Gwen Yip flew to England from China in 2006 with the intention of getting a job. She created a warts 'n' all blog of her experiences (log on to http://gwenyip.blogspot.com).
Backed by her own drawings, she explains in short posts who she has seen, what they were like and her feelings before the meetings.
For example, she describes her build-up to a meeting with Michael Russoff at Wieden & Kennedy. "I arrive too early. Shit in the toilet in a cafe. Nonsense! The hook is so high (or am I too short?). Holding the heavy bag I need to keep the pose to get it done. There is no water supply to wash hand in toilet," Yip writes.

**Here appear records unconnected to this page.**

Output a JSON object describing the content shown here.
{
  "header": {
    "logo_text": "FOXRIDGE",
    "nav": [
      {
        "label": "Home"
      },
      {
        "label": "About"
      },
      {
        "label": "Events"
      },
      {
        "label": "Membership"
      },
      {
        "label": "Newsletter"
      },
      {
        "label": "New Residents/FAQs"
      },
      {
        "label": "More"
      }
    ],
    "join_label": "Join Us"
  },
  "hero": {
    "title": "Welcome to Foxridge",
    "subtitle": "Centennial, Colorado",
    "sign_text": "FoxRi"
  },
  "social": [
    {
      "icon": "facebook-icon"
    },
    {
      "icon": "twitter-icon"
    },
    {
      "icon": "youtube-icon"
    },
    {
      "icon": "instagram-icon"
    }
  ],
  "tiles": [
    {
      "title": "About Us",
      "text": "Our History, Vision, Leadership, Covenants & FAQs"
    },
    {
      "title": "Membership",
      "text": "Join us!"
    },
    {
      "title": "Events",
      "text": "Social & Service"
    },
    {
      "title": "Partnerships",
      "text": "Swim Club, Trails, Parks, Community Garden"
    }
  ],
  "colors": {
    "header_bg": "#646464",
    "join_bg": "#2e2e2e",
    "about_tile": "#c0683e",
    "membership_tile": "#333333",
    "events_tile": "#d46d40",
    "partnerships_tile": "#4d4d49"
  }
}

She goes to see Gerry Moira, the UK director of creativity at Euro RSCG London, who casts doubt on her fear of meeting creatives. She writes: "He looks like Santa Claus. He's as tender-hearted as Santa Claus. He keeps saying 'good' when looking at my work, he even says, 'You're talented!' Wow ... this makes me so happy!"
Slightly less hospitable were Justin Tindall, then at DDB, and now the creative director at The Red Brick Road, and Adam Tucker, the creative partner at DDB London, who she calls the Skinhead Twins. They laugh at her work in the places where it's meant to be funny. But they don't offer her a chair. "They seem to enjoy reading my new story so much, even though it has not been translated into English yet. But I'm ignored. I just stand there all the while as I'm given no seats," Yip writes in her blog.

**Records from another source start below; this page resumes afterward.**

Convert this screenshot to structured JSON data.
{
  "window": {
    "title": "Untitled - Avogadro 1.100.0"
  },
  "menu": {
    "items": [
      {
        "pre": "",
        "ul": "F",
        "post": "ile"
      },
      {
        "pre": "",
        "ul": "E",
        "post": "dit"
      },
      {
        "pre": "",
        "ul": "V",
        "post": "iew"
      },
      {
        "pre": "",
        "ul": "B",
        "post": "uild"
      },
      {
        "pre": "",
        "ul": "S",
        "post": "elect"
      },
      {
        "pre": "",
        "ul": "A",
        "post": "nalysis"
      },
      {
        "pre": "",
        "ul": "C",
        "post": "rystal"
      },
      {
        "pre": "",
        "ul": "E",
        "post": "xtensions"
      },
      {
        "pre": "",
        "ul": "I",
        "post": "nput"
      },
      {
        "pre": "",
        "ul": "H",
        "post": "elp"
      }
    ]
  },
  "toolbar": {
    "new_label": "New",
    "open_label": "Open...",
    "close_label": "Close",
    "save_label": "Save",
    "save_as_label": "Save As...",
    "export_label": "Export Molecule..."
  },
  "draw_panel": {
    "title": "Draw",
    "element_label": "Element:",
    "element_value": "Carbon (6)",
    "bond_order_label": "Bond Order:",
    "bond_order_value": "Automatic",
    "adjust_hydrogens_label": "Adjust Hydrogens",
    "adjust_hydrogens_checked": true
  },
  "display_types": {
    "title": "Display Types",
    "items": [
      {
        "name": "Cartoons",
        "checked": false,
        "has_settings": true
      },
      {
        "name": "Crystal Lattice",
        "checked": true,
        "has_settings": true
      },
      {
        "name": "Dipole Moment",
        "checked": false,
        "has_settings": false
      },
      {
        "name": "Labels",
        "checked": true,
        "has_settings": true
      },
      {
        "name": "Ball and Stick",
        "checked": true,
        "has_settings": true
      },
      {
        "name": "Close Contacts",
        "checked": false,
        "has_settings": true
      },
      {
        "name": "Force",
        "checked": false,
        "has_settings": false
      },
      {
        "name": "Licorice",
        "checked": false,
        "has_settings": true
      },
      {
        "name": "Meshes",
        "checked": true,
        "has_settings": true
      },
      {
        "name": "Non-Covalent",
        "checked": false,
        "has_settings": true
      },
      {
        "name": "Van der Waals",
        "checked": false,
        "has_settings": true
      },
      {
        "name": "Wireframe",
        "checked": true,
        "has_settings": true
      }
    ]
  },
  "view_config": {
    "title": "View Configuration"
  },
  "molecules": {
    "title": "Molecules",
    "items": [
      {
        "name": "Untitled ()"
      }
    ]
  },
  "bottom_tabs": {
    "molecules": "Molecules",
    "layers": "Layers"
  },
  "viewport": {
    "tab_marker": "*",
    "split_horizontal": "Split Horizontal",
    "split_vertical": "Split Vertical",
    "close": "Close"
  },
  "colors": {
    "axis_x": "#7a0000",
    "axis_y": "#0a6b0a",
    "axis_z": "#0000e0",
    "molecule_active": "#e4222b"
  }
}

Eventually, she is offered a placement at Wieden & Kennedy, where she gets to meet Kim Papworth, the joint creative director. "Wow! Kim Papworth comes and shakes hands with me. Cool," she writes.

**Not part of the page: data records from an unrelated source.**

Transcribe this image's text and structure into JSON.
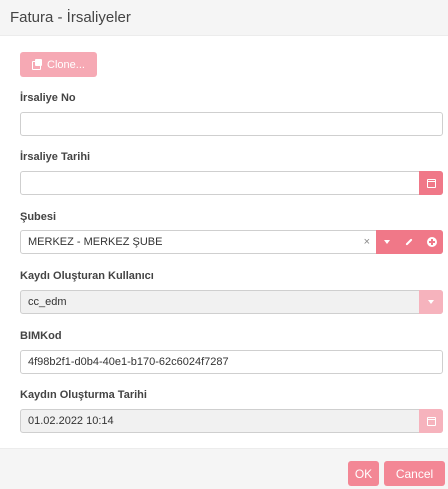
{
  "header": {
    "title": "Fatura - İrsaliyeler"
  },
  "toolbar": {
    "clone_label": "Clone..."
  },
  "fields": {
    "irsaliye_no": {
      "label": "İrsaliye No",
      "value": ""
    },
    "irsaliye_tarihi": {
      "label": "İrsaliye Tarihi",
      "value": ""
    },
    "subesi": {
      "label": "Şubesi",
      "value": "MERKEZ - MERKEZ ŞUBE",
      "clear": "×"
    },
    "kaydi_olusturan": {
      "label": "Kaydı Oluşturan Kullanıcı",
      "value": "cc_edm"
    },
    "bimkod": {
      "label": "BIMKod",
      "value": "4f98b2f1-d0b4-40e1-b170-62c6024f7287"
    },
    "kaydin_olusturma_tarihi": {
      "label": "Kaydın Oluşturma Tarihi",
      "value": "01.02.2022 10:14"
    }
  },
  "footer": {
    "ok_label": "OK",
    "cancel_label": "Cancel"
  },
  "colors": {
    "accent": "#f07888",
    "accent_faded": "#f6b3bd",
    "button": "#f38795"
  },
  "icons": [
    "clone-icon",
    "calendar-icon",
    "chevron-down-icon",
    "pencil-icon",
    "plus-circle-icon",
    "close-icon"
  ]
}
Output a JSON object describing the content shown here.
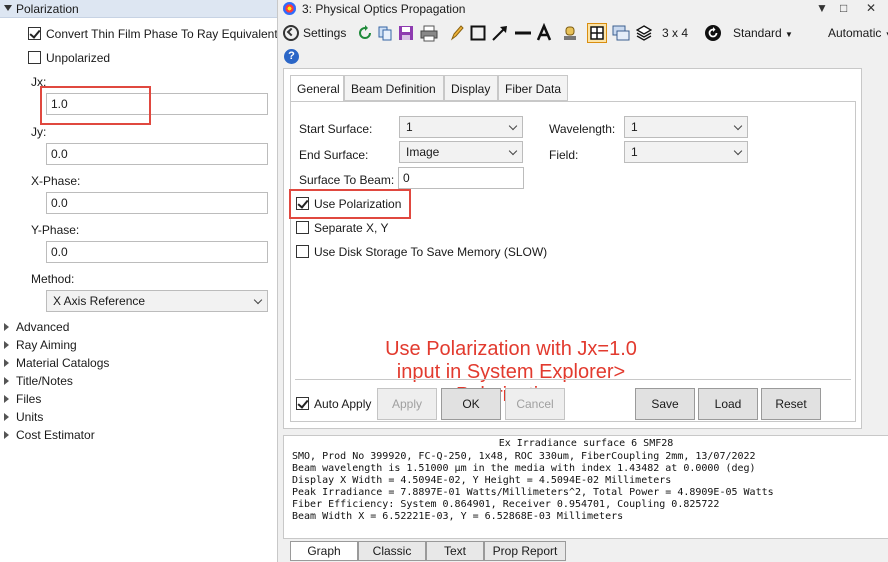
{
  "explorer": {
    "section_title": "Polarization",
    "convert_thin_film_label": "Convert Thin Film Phase To Ray Equivalent",
    "unpolarized_label": "Unpolarized",
    "jx_label": "Jx:",
    "jx_value": "1.0",
    "jy_label": "Jy:",
    "jy_value": "0.0",
    "xphase_label": "X-Phase:",
    "xphase_value": "0.0",
    "yphase_label": "Y-Phase:",
    "yphase_value": "0.0",
    "method_label": "Method:",
    "method_value": "X Axis Reference",
    "tree": [
      "Advanced",
      "Ray Aiming",
      "Material Catalogs",
      "Title/Notes",
      "Files",
      "Units",
      "Cost Estimator"
    ]
  },
  "window": {
    "title": "3: Physical Optics Propagation",
    "controls": [
      "▼",
      "□",
      "✕"
    ],
    "settings_label": "Settings",
    "layout_label": "3 x 4",
    "standard_label": "Standard",
    "automatic_label": "Automatic"
  },
  "tabs": [
    "General",
    "Beam Definition",
    "Display",
    "Fiber Data"
  ],
  "general": {
    "start_surface_label": "Start Surface:",
    "start_surface_value": "1",
    "end_surface_label": "End Surface:",
    "end_surface_value": "Image",
    "surface_to_beam_label": "Surface To Beam:",
    "surface_to_beam_value": "0",
    "wavelength_label": "Wavelength:",
    "wavelength_value": "1",
    "field_label": "Field:",
    "field_value": "1",
    "use_polarization_label": "Use Polarization",
    "separate_xy_label": "Separate X, Y",
    "disk_storage_label": "Use Disk Storage To Save Memory (SLOW)",
    "auto_apply_label": "Auto Apply",
    "apply_label": "Apply",
    "ok_label": "OK",
    "cancel_label": "Cancel",
    "save_label": "Save",
    "load_label": "Load",
    "reset_label": "Reset"
  },
  "annotation": {
    "line1": "Use Polarization with Jx=1.0",
    "line2": "input in System Explorer>",
    "line3": "Polarization."
  },
  "output": {
    "header": "Ex Irradiance surface 6 SMF28",
    "lines": [
      "SMO, Prod No 399920, FC-Q-250, 1x48, ROC 330um, FiberCoupling 2mm, 13/07/2022",
      "Beam wavelength is 1.51000 µm in the media with index 1.43482 at 0.0000 (deg)",
      "Display X Width = 4.5094E-02, Y Height = 4.5094E-02 Millimeters",
      "Peak Irradiance = 7.8897E-01 Watts/Millimeters^2, Total Power = 4.8909E-05 Watts",
      "Fiber Efficiency: System 0.864901, Receiver 0.954701, Coupling 0.825722",
      "Beam Width X = 6.52221E-03, Y = 6.52868E-03 Millimeters"
    ]
  },
  "bottom_tabs": [
    "Graph",
    "Classic",
    "Text",
    "Prop Report"
  ],
  "colors": {
    "annotation": "#e23a2e",
    "highlight_box": "#e0483f",
    "header_bg": "#dde6f2"
  }
}
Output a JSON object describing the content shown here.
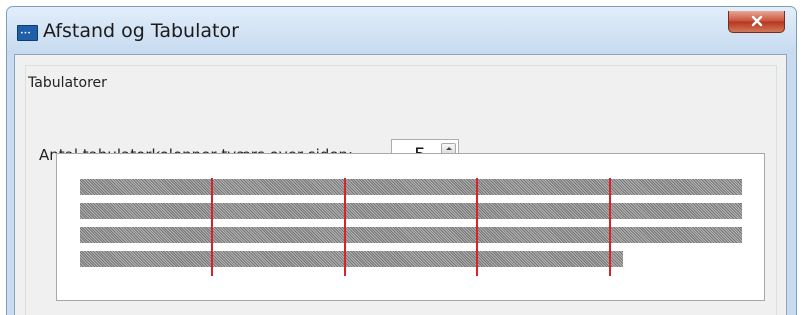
{
  "window": {
    "title": "Afstand og Tabulator"
  },
  "group": {
    "title": "Tabulatorer"
  },
  "tab_columns": {
    "label": "Antal tabulatorkolonner tværs over siden:",
    "value": "5"
  },
  "preview": {
    "tab_columns": 5,
    "lines": [
      {
        "fill_fraction": 1.0
      },
      {
        "fill_fraction": 1.0
      },
      {
        "fill_fraction": 1.0
      },
      {
        "fill_fraction": 0.82
      }
    ]
  },
  "colors": {
    "tab_stop": "#d8232a",
    "text_placeholder": "#909090"
  },
  "icons": {
    "app": "dialog-app-icon",
    "close": "close-icon"
  }
}
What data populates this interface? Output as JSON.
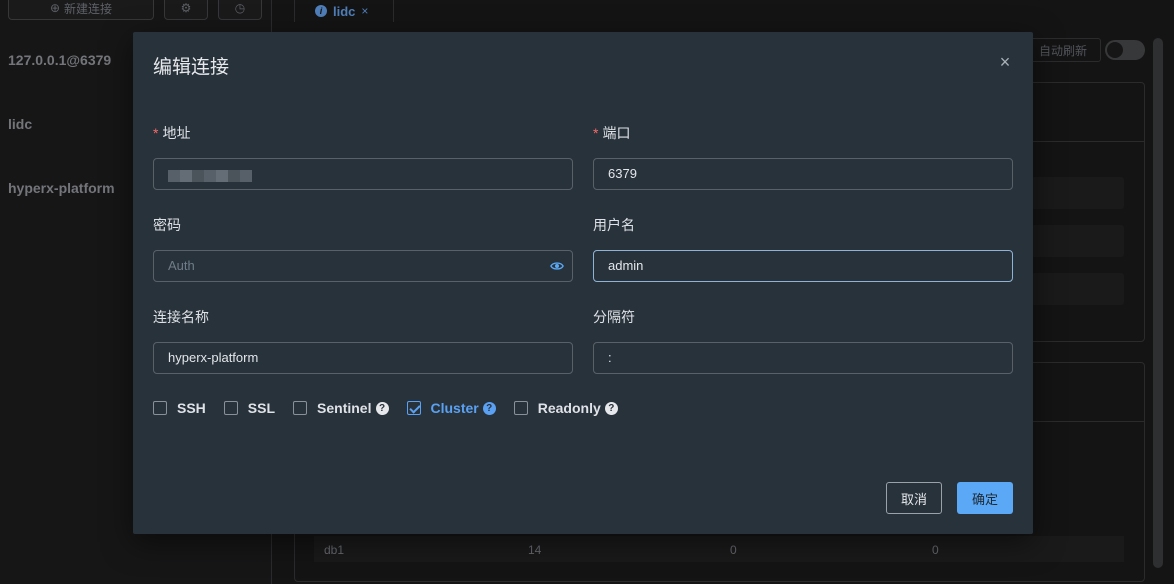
{
  "sidebar": {
    "new_connection_label": "新建连接",
    "connections": [
      {
        "label": "127.0.0.1@6379"
      },
      {
        "label": "lidc"
      },
      {
        "label": "hyperx-platform"
      }
    ]
  },
  "tab": {
    "label": "lidc",
    "close": "×"
  },
  "toolbar": {
    "auto_refresh_label": "自动刷新"
  },
  "db_row": {
    "name": "db1",
    "keys": "14",
    "expires": "0",
    "avg_ttl": "0"
  },
  "dialog": {
    "title": "编辑连接",
    "close": "×",
    "fields": {
      "address": {
        "label": "地址",
        "required_mark": "*"
      },
      "port": {
        "label": "端口",
        "required_mark": "*",
        "value": "6379"
      },
      "password": {
        "label": "密码",
        "placeholder": "Auth"
      },
      "username": {
        "label": "用户名",
        "value": "admin"
      },
      "conn_name": {
        "label": "连接名称",
        "value": "hyperx-platform"
      },
      "separator": {
        "label": "分隔符",
        "value": ":"
      }
    },
    "options": [
      {
        "label": "SSH",
        "checked": false,
        "help": false
      },
      {
        "label": "SSL",
        "checked": false,
        "help": false
      },
      {
        "label": "Sentinel",
        "checked": false,
        "help": true
      },
      {
        "label": "Cluster",
        "checked": true,
        "help": true
      },
      {
        "label": "Readonly",
        "checked": false,
        "help": true
      }
    ],
    "help_glyph": "?",
    "cancel_label": "取消",
    "ok_label": "确定"
  },
  "colors": {
    "accent": "#5aa8f6",
    "required": "#f56c6c",
    "dialog_bg": "#28323a"
  }
}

A recent post chronicles a rather sweary Steve Henry, the executive creative director at TBWA\London, borrowing the two books she has had published. She writes: "He suggests me go there after finished at Wieden & Kennedy. Then he'll return books when I work for him."